Although minutes after the results of the elections were announced, President Maduro pointed out that Chavismo had “obliterated” the opposition in the regional elections, and declared that he would not accept guarimba rioters and coup plotters as governors, not much time passed before he invited the Right to dialogue, so much so that yesterday, during his speech in the Miraflores palace, he declared that he was prepared to sign the “dialogue agreement” that was discussed in the Dominican Republic weeks ago, between interlocutors of the government and the bourgeoisie.

Declarations and actions of this nature reveal the patent insufficiency of the government, before the historical necessity of carrying out the revolution to its conclusion, in order to defeat the counter-revolution once and for all. The whole history of the class struggle of the last century has demonstrated that this policy, clearly reformist and social democratic, does nothing but prepare the ground for the definitive victory of the counter-revolution.

The only revolutionary way out of the crisis is by the expropriation of the capitalists

The crisis the country is living through is the consequence of not having taken the existing means of control over the economy and the nationalisation of certain sectors to their conclusion. The control of prices and exchange rates, as well as the nationalisation of the latifundia (the large landed estates), banks and industries during the Chavez government, were applied with the intention of protecting the people, which along with the retaking of control of PDVSA, and the enormous rise in oil prices, provided an impulse to the conquest of the great social demands which the workers achieved between 2004 and 2012.

But, such measures only constituted partial reforms of the capitalist system and, keeping intact the great majority of the same capitalist economy, such methods of control did nothing but distort the functioning of the same, and besides, combined with the abrupt collapse in oil prices and the conscious and deliberate economic sabotage on the part of the bourgeoisie, have provoked the situation we are living through today.

This situation of crisis can only be resolved in two ways, and only one of them favours the workers. The policy of class conciliation that the government is applying consists in the granting of greater and greater concessions to the capitalists. This means shifting the weight of the crisis onto the shoulders of the workers. Only a genuinely socialist policy, based on the expropriation of the commanding heights of the economy under workers’ control, the destruction of the bourgeois state, the building of a workers’ state based on socialist workers’ councils, revolutionary communes and militias, and the democratic planning of the whole economy, can offer a revolutionary way out of the crisis which the country is living through, in which it is not the workers who bear the weight of the crisis.

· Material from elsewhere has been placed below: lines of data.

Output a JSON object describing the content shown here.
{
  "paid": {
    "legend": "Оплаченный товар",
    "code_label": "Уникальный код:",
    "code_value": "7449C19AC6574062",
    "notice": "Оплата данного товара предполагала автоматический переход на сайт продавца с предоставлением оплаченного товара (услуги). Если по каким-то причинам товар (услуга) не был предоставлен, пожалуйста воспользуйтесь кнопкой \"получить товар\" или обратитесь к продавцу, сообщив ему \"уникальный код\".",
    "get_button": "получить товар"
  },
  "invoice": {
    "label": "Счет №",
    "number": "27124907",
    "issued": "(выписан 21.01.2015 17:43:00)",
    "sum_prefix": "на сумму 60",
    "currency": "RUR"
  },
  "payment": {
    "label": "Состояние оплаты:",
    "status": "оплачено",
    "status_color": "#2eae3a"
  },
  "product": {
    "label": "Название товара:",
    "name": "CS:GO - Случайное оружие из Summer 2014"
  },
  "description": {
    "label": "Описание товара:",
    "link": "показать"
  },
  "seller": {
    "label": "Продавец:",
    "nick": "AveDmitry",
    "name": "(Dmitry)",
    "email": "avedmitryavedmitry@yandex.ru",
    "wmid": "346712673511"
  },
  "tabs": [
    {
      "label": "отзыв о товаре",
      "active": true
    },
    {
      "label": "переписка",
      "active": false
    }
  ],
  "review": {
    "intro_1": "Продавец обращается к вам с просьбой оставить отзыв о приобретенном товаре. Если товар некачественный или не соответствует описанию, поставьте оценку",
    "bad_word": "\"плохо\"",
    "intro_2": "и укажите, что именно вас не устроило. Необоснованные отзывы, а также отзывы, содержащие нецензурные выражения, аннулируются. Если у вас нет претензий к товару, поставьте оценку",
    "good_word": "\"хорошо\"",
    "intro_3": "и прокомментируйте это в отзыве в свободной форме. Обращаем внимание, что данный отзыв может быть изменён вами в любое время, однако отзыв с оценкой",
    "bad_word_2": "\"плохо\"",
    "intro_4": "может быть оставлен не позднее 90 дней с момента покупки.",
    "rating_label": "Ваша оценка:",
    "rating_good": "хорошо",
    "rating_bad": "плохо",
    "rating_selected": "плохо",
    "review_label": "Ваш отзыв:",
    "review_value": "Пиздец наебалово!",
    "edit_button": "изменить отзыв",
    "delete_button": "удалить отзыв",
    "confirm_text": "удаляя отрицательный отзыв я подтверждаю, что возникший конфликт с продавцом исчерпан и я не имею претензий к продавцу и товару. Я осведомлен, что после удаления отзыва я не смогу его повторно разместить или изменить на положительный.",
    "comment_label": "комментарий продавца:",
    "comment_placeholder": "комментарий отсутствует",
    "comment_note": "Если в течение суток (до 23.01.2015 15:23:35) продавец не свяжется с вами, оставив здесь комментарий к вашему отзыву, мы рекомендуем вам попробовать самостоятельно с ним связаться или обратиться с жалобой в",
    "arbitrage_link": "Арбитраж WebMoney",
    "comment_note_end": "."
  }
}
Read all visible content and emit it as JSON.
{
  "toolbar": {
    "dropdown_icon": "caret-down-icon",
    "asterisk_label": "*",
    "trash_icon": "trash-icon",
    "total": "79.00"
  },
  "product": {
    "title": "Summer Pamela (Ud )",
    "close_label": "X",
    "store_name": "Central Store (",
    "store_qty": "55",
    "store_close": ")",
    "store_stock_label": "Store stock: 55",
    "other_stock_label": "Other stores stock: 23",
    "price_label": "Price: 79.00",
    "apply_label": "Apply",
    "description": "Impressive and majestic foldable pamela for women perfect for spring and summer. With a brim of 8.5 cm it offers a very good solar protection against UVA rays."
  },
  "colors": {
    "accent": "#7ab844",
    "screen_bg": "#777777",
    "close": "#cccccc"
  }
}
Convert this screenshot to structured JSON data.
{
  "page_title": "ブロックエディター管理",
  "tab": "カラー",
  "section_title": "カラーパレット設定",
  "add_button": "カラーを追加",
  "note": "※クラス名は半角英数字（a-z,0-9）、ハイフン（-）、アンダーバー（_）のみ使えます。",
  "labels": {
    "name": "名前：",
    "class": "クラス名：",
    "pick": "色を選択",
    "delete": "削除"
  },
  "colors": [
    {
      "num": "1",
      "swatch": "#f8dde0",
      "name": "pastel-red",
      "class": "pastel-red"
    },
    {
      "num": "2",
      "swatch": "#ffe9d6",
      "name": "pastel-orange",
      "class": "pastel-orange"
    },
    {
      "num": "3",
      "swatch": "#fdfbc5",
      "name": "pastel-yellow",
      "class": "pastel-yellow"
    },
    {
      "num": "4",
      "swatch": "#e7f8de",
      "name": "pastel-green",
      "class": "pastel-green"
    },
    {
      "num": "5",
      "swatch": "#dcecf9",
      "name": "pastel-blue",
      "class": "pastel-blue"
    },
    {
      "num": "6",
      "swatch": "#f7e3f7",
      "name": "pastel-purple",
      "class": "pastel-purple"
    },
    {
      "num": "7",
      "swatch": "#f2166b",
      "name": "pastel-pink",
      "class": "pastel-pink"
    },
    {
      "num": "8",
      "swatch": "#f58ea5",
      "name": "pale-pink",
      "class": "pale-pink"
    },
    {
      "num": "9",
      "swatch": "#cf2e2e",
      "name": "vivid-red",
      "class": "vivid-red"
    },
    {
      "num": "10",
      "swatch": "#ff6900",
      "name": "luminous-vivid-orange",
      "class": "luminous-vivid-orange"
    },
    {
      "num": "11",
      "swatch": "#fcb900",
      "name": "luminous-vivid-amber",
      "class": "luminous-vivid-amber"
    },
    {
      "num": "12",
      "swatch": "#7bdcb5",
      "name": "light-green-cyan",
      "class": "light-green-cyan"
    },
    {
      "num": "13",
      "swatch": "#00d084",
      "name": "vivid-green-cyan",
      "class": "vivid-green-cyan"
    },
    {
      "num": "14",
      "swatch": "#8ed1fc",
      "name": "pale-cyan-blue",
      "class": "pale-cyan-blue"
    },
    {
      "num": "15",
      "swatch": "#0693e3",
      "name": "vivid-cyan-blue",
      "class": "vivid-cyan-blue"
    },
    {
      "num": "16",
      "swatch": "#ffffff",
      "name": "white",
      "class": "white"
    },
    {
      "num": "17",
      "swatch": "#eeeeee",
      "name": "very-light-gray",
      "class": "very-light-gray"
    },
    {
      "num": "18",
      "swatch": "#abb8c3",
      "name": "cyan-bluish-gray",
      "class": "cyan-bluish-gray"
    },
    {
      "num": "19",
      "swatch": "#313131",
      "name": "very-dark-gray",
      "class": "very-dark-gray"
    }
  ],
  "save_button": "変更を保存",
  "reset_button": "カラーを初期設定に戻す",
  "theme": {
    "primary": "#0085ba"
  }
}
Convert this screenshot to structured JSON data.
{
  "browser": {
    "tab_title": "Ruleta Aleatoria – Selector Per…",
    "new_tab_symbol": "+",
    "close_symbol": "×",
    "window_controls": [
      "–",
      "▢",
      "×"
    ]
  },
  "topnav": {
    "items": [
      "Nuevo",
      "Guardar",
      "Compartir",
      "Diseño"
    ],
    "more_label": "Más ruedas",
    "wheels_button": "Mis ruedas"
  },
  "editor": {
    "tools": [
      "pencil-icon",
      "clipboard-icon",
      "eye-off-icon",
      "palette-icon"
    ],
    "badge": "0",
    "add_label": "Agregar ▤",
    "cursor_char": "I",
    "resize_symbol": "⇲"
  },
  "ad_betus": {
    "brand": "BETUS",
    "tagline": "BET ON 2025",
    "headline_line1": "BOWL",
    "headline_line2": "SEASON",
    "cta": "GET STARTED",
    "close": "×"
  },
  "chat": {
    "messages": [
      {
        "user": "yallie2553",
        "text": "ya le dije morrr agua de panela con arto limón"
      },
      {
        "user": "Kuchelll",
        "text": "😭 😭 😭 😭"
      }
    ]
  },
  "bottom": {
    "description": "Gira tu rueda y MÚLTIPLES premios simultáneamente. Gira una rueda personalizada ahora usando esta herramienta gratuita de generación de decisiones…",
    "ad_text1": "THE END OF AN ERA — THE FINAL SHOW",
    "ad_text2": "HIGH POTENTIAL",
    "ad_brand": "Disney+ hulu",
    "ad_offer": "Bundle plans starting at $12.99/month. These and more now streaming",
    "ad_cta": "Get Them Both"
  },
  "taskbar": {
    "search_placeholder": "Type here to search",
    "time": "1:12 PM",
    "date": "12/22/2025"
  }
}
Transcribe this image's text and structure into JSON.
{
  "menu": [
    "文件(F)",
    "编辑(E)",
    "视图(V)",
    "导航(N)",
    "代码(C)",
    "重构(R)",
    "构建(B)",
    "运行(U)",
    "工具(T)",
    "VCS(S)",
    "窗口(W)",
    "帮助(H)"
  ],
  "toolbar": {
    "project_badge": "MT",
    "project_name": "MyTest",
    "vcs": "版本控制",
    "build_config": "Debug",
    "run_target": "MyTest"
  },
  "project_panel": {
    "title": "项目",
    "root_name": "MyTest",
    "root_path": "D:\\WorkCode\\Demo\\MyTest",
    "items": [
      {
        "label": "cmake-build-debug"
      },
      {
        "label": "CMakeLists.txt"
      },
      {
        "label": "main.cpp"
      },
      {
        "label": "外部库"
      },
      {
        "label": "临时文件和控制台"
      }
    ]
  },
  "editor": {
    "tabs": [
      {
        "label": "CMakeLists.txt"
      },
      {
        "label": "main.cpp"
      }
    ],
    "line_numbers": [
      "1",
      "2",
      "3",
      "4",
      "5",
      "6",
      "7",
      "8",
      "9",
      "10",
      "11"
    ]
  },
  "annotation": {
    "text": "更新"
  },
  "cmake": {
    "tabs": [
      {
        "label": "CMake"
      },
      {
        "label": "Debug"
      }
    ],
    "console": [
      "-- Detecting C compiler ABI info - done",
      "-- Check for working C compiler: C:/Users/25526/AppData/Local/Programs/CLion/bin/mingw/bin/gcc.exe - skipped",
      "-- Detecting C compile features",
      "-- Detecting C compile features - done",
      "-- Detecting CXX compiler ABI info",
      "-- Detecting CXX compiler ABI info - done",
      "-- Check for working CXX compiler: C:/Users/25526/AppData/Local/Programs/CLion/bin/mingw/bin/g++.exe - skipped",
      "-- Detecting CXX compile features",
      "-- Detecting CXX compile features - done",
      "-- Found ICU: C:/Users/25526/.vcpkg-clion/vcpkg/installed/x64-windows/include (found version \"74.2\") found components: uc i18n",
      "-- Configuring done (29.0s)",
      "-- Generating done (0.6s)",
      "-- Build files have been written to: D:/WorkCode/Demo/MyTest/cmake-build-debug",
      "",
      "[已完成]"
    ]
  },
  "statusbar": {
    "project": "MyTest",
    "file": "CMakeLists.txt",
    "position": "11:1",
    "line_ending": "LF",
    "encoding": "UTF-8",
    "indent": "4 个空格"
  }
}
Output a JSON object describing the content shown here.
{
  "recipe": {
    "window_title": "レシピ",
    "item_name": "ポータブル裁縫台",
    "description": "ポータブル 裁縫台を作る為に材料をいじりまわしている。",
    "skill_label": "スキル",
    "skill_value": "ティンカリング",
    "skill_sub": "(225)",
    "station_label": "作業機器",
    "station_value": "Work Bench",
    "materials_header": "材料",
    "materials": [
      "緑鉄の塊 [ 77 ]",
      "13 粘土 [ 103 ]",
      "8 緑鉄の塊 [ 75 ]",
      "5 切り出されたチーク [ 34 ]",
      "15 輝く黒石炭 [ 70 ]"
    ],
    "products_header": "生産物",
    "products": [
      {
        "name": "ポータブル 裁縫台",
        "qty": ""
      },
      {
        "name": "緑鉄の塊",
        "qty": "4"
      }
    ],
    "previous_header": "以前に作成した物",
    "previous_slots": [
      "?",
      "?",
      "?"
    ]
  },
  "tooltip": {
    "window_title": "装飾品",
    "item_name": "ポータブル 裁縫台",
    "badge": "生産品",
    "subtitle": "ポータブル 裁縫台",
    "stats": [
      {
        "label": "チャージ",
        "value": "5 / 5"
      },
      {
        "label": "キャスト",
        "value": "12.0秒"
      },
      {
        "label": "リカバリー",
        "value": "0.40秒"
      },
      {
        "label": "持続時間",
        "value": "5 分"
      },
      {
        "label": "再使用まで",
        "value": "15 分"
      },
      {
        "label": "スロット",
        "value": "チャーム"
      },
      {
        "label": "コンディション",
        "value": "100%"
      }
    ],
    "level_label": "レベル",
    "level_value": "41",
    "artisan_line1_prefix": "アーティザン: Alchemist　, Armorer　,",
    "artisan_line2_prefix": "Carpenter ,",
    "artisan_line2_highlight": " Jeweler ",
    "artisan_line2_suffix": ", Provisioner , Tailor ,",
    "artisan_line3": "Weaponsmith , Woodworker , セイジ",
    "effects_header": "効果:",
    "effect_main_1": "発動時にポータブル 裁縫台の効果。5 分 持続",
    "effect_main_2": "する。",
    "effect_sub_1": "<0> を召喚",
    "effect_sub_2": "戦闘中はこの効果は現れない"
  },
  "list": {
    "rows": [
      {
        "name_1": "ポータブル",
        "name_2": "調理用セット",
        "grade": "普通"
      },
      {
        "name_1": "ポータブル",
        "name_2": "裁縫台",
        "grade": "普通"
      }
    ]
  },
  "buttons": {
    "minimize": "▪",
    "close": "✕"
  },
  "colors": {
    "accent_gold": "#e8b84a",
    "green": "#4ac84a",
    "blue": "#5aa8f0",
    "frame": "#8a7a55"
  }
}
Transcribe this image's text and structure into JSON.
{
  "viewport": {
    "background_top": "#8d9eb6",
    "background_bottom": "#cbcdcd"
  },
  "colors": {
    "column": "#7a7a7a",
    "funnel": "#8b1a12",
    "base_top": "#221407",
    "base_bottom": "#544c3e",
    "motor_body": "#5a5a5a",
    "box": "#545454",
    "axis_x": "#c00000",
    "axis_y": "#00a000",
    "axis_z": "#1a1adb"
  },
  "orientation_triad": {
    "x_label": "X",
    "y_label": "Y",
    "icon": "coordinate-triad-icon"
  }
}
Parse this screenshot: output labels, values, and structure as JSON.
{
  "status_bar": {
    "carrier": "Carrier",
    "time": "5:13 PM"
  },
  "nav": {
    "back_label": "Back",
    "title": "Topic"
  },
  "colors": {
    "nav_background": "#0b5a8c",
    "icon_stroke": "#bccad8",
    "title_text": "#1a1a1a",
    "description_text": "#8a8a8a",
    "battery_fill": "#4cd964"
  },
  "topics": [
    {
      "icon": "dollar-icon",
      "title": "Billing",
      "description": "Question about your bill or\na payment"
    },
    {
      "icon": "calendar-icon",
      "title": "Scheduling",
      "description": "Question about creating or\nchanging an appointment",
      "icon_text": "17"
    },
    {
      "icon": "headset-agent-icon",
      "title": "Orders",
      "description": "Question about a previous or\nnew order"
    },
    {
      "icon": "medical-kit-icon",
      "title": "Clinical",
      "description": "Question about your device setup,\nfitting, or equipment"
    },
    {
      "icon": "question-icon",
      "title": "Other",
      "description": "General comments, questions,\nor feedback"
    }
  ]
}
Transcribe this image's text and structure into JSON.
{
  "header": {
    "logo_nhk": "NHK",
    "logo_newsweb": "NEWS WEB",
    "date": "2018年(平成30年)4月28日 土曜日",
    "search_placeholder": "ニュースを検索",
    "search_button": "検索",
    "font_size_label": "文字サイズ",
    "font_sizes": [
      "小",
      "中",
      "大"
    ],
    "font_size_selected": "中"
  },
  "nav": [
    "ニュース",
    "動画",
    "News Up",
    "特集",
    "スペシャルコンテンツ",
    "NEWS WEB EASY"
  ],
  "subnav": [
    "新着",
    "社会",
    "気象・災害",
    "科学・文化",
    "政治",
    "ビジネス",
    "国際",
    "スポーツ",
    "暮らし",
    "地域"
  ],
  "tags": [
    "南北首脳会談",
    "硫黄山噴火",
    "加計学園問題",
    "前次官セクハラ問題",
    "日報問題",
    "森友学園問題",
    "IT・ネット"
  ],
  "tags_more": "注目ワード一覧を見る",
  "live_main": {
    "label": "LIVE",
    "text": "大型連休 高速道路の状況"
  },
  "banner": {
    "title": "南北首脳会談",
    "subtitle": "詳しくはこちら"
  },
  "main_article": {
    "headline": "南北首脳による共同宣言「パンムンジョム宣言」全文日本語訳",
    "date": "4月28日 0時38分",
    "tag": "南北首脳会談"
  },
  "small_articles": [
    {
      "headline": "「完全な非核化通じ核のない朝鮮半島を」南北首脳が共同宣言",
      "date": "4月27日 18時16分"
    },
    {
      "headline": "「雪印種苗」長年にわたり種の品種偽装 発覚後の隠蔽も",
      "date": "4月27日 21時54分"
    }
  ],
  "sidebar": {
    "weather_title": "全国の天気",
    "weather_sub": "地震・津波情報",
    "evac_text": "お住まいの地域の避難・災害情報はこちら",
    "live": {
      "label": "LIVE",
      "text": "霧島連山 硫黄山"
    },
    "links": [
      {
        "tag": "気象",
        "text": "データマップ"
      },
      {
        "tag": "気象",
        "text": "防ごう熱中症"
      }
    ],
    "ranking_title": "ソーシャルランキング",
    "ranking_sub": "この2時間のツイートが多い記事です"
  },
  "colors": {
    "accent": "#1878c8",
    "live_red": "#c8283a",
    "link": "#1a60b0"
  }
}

However, the current leadership of Chavismo, which as we have highlighted before shows a clearly reformist and conciliating policy, will not carry out a programme of this nature. Thus, it is necessary and urgent that the working class take a step forward to break down the policy of class conciliation and carry out the socialist revolution to its conclusion. For this, it is essential to build a revolutionary organisation that will fight the reformist social democracy, and that can push forward a programme of struggle based on the ideas and methods of scientific socialism. It is time for the battle against the reformist Fifth Column. Time is short. Let’s build the Marxist tendency in the PSUV.

Down with class conciliation!

Neither dialogue nor pact!

Complete the socialist revolution!

For the expropriation of the bourgeoisie under workers’ control!

Join the Marxist current of the PSUV!